-- Exercise description --
Which lines below mention "Treats"? Pick each one out.

Stored entries
+---+

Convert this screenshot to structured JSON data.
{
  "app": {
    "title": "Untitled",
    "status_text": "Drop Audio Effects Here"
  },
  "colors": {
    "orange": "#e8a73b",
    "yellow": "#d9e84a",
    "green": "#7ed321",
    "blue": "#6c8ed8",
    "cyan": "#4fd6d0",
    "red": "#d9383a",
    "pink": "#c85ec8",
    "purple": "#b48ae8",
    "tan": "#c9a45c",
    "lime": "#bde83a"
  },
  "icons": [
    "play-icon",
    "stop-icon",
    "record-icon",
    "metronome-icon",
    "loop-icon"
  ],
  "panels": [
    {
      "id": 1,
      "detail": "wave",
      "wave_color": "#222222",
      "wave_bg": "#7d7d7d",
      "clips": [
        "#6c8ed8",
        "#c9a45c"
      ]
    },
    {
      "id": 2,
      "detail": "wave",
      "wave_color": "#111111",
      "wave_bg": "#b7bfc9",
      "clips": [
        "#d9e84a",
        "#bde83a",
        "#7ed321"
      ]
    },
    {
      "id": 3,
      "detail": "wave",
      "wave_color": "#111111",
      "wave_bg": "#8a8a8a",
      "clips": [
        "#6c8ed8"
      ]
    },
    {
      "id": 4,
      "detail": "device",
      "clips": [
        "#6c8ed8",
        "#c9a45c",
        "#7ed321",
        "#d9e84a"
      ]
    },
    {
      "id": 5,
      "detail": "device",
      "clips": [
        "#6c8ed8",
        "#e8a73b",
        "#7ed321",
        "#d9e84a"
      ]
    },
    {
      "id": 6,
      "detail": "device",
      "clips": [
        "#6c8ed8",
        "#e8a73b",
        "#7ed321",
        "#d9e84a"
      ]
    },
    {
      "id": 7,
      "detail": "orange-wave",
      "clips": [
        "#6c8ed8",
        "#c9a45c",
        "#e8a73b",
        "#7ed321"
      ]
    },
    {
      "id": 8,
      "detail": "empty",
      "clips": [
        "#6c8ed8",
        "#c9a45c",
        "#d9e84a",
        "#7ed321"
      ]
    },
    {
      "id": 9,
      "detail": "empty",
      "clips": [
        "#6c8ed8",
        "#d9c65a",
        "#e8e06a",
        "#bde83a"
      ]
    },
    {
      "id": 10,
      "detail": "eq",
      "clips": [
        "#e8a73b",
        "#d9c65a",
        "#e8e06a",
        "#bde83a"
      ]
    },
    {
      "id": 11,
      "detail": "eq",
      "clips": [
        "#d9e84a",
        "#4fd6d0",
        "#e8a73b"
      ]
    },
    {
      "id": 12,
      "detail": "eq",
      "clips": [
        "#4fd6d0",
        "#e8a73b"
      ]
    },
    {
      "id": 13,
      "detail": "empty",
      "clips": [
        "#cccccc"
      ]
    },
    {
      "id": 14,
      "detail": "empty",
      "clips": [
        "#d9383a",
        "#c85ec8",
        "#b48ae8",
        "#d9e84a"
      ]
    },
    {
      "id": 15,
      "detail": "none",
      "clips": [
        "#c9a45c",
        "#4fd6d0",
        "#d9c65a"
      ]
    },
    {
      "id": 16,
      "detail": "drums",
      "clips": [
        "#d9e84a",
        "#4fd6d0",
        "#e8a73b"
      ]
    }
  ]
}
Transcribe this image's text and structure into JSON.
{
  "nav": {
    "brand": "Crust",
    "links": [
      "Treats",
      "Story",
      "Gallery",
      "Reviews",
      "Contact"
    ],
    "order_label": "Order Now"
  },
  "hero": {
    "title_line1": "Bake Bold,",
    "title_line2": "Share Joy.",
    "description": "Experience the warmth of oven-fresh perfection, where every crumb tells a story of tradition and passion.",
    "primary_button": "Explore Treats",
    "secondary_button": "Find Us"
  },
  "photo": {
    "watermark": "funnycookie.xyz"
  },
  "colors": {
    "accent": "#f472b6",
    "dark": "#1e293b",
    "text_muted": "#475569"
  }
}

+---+

-- Your solution --
      "Treats",
    "primary_button": "Explore Treats",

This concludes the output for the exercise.